Increasing faith in Jesus Christ through repentance
Just as baptism and partaking of the sacrament are not isolated events, neither is nurturing and growing faith in the Savior, Elder Renlund explained.
“(Faith) begins by choosing and desiring to believe,” Elder Renlund said. “It treats Christ’s gospel as a seed, planting it and then acting in faith to nurture it.”
A foundation to lifelong conversion to Jesus Christ is to know that His word doctrine is good and true, Elder Renlund said. “That knowledge prompts us to trust the faith we already have and to act in faith.”
He recounted the teachings of President Russell M. Nelson as he spoke about choosing to embrace and earnestly seek the freedom that comes with repentance, rather than fearing it.
Elder Renlund also acknowledged the trials faced by “those of us with overexpressed guilt genes.” To those who face overwhelming feelings of guilt, Elder Renlund shared a quote from Nelson Mandela: “I’m no saint — that is, unless you think a saint is a sinner who keeps on trying.”

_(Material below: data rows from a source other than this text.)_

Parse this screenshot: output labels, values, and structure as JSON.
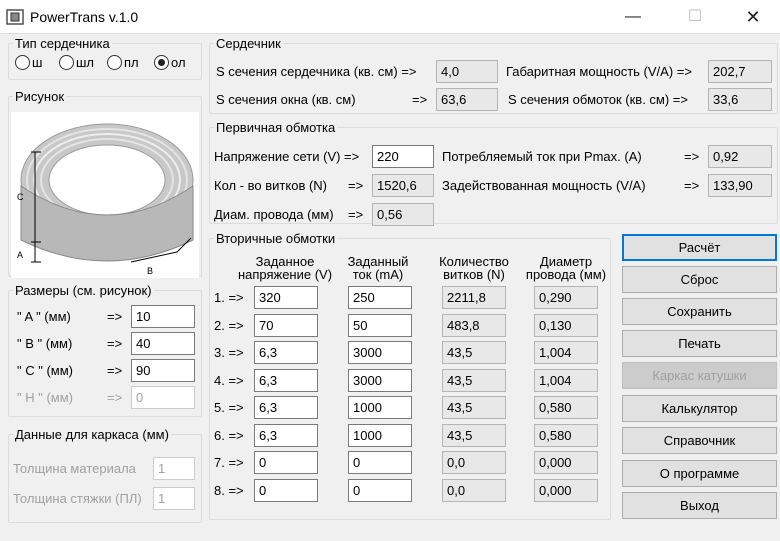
{
  "window": {
    "title": "PowerTrans v.1.0"
  },
  "core_type": {
    "legend": "Тип сердечника",
    "options": [
      {
        "label": "ш",
        "selected": false
      },
      {
        "label": "шл",
        "selected": false
      },
      {
        "label": "пл",
        "selected": false
      },
      {
        "label": "ол",
        "selected": true
      }
    ]
  },
  "picture": {
    "legend": "Рисунок",
    "dim_labels": {
      "a": "A",
      "b": "B",
      "c": "C"
    }
  },
  "dimensions": {
    "legend": "Размеры (см. рисунок)",
    "rows": [
      {
        "label": "\" A \"  (мм)",
        "arrow": "=>",
        "value": "10",
        "enabled": true
      },
      {
        "label": "\" B \"  (мм)",
        "arrow": "=>",
        "value": "40",
        "enabled": true
      },
      {
        "label": "\" C \"  (мм)",
        "arrow": "=>",
        "value": "90",
        "enabled": true
      },
      {
        "label": "\" H \"  (мм)",
        "arrow": "=>",
        "value": "0",
        "enabled": false
      }
    ]
  },
  "frame_data": {
    "legend": "Данные для каркаса (мм)",
    "rows": [
      {
        "label": "Толщина материала",
        "value": "1"
      },
      {
        "label": "Толщина стяжки (ПЛ)",
        "value": "1"
      }
    ]
  },
  "core": {
    "legend": "Сердечник",
    "rows": [
      {
        "label": "S сечения сердечника (кв. см) =>",
        "value": "4,0"
      },
      {
        "label": "S сечения окна (кв. см)",
        "arrow": "=>",
        "value": "63,6"
      }
    ],
    "right_rows": [
      {
        "label": "Габаритная мощность (V/A) =>",
        "value": "202,7"
      },
      {
        "label": "S сечения обмоток (кв. см) =>",
        "value": "33,6"
      }
    ]
  },
  "primary": {
    "legend": "Первичная обмотка",
    "voltage": {
      "label": "Напряжение сети (V) =>",
      "value": "220"
    },
    "turns": {
      "label": "Кол - во витков (N)",
      "arrow": "=>",
      "value": "1520,6"
    },
    "wire": {
      "label": "Диам. провода (мм)",
      "arrow": "=>",
      "value": "0,56"
    },
    "current": {
      "label": "Потребляемый ток при Pmax. (A)",
      "arrow": "=>",
      "value": "0,92"
    },
    "power": {
      "label": "Задействованная мощность (V/A)",
      "arrow": "=>",
      "value": "133,90"
    }
  },
  "secondary": {
    "legend": "Вторичные обмотки",
    "headers": {
      "voltage": [
        "Заданное",
        "напряжение (V)"
      ],
      "current": [
        "Заданный",
        "ток (mA)"
      ],
      "turns": [
        "Количество",
        "витков (N)"
      ],
      "diameter": [
        "Диаметр",
        "провода (мм)"
      ]
    },
    "rows": [
      {
        "label": "1. =>",
        "voltage": "320",
        "current": "250",
        "turns": "2211,8",
        "diameter": "0,290"
      },
      {
        "label": "2. =>",
        "voltage": "70",
        "current": "50",
        "turns": "483,8",
        "diameter": "0,130"
      },
      {
        "label": "3. =>",
        "voltage": "6,3",
        "current": "3000",
        "turns": "43,5",
        "diameter": "1,004"
      },
      {
        "label": "4. =>",
        "voltage": "6,3",
        "current": "3000",
        "turns": "43,5",
        "diameter": "1,004"
      },
      {
        "label": "5. =>",
        "voltage": "6,3",
        "current": "1000",
        "turns": "43,5",
        "diameter": "0,580"
      },
      {
        "label": "6. =>",
        "voltage": "6,3",
        "current": "1000",
        "turns": "43,5",
        "diameter": "0,580"
      },
      {
        "label": "7. =>",
        "voltage": "0",
        "current": "0",
        "turns": "0,0",
        "diameter": "0,000"
      },
      {
        "label": "8. =>",
        "voltage": "0",
        "current": "0",
        "turns": "0,0",
        "diameter": "0,000"
      }
    ]
  },
  "buttons": [
    {
      "name": "calculate-button",
      "label": "Расчёт",
      "enabled": true
    },
    {
      "name": "reset-button",
      "label": "Сброс",
      "enabled": true
    },
    {
      "name": "save-button",
      "label": "Сохранить",
      "enabled": true
    },
    {
      "name": "print-button",
      "label": "Печать",
      "enabled": true
    },
    {
      "name": "coil-frame-button",
      "label": "Каркас катушки",
      "enabled": false
    },
    {
      "name": "calculator-button",
      "label": "Калькулятор",
      "enabled": true
    },
    {
      "name": "reference-button",
      "label": "Справочник",
      "enabled": true
    },
    {
      "name": "about-button",
      "label": "О программе",
      "enabled": true
    },
    {
      "name": "exit-button",
      "label": "Выход",
      "enabled": true
    }
  ],
  "icons": {
    "app": "transformer-app-icon",
    "minimize": "minimize-icon",
    "maximize": "maximize-icon",
    "close": "close-icon"
  },
  "colors": {
    "accent": "#0078d7",
    "readonly_bg": "#e8e8e8",
    "window_bg": "#f0f0f0"
  }
}
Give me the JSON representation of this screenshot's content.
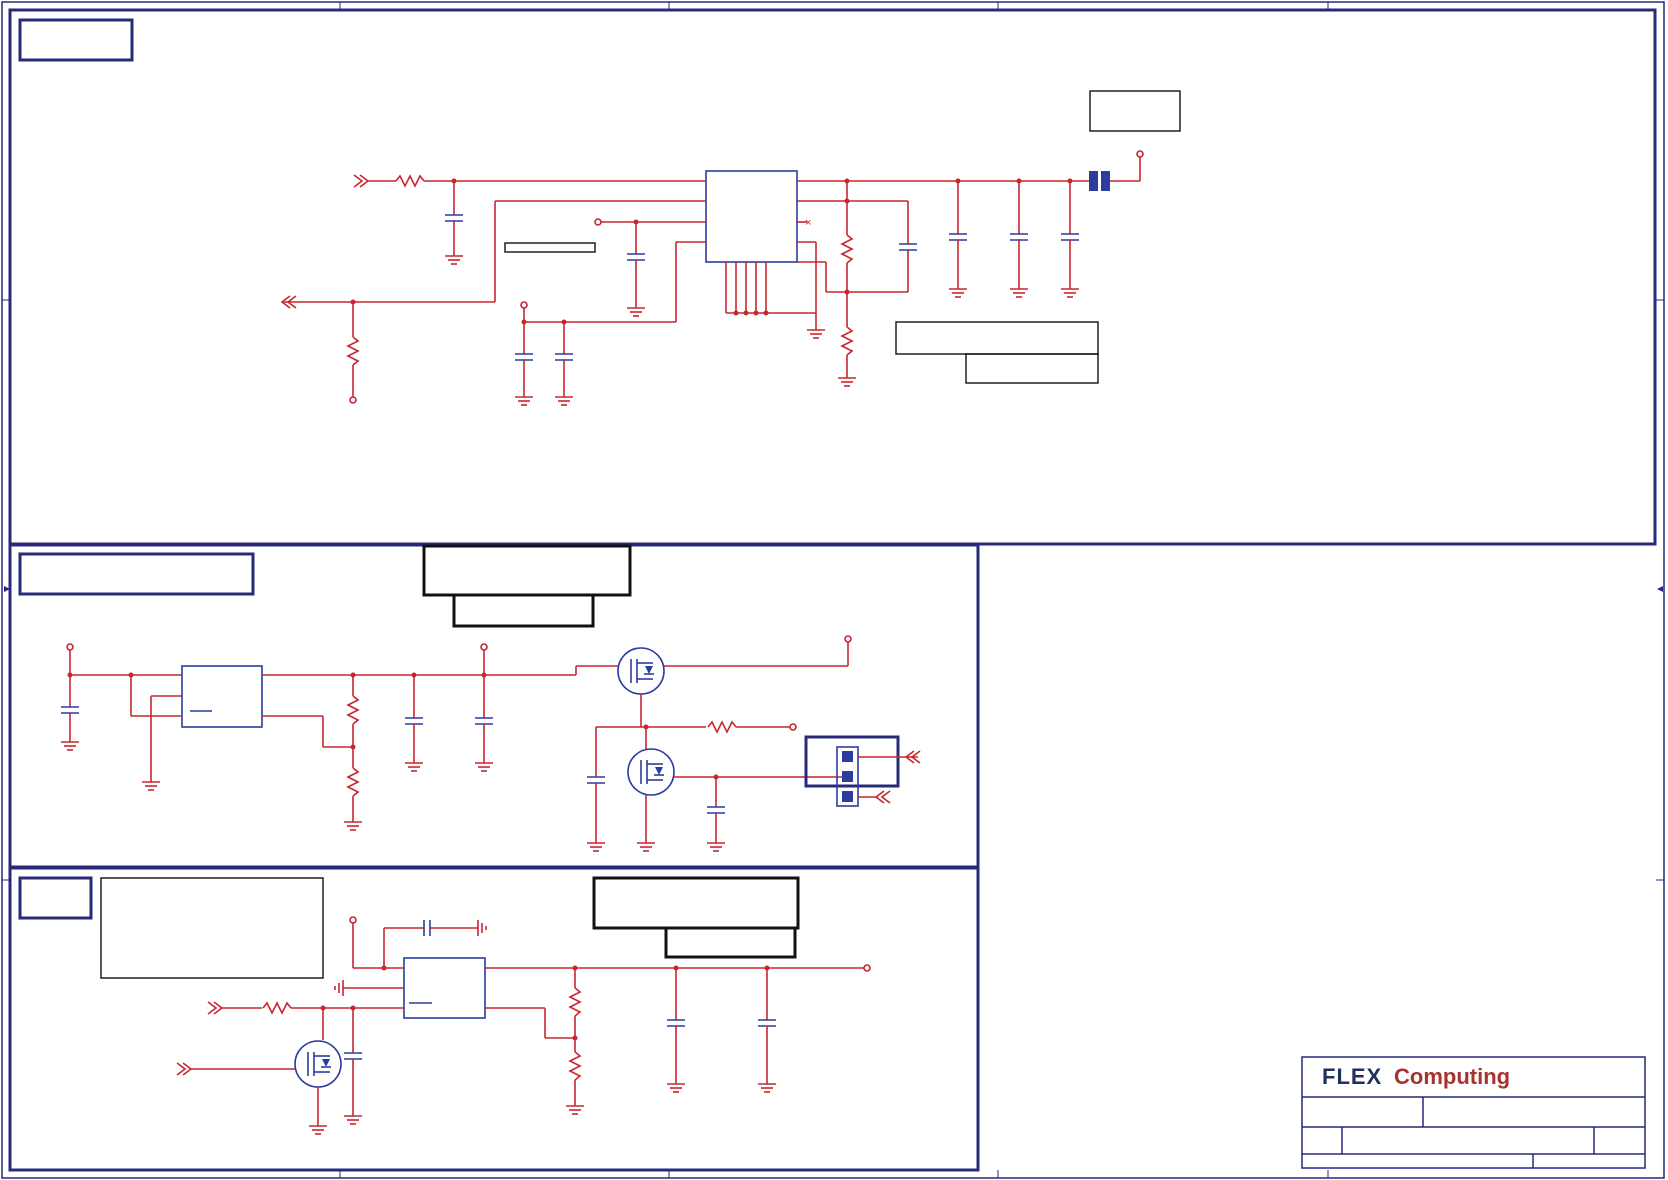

While perfection seems distant and impossible, Elder Renlund reminded the audience that it is possible through repentance and “relying on Jesus Christ.”
Elder Renlund said engaging with each element of the doctrine of Christ is essential to not only becoming converted but staying converted. He pointed out that the ascending “mountain road” had no perfectly flat road or plateau; “no place to pause and rest; the course either goes up or down.”
If one were driving up this mountain and shifted the car into neutral, the car would inevitably roll backward. Elder Renlund likened this to people’s need to not only embark on the upward path, but remain on it at an upward trajectory.
“Ultimately, whether we remain converted throughout our life depends on our determination to be engaged with the doctrine of Christ,” Elder Renlund said.
Elder Renlund described such determination using the Finnish word “sisu.” The word is roughly translated into English as “stoic determination, tenacity of purpose, resilience and hardiness.”
He said someone with “sisu” decides on a course of action and adheres to it “no matter what.” This “sisu” is the determination one needs to stay on the covenant path.
Elder Renlund went on to teach that spiritual “sisu” is manifest in an unwavering commitment to “repeatedly and iteratively” worthily partake of the sacrament, increase faith in Jesus Christ and repent. He also said spiritual “sisu” is required for remaining converted regardless of life circumstances.
Elder Renlund closed by teaching that engaging with the doctrine of Christ develops the spiritual resilience necessary for a lifelong conversion and thus leading to “living happily ever after.”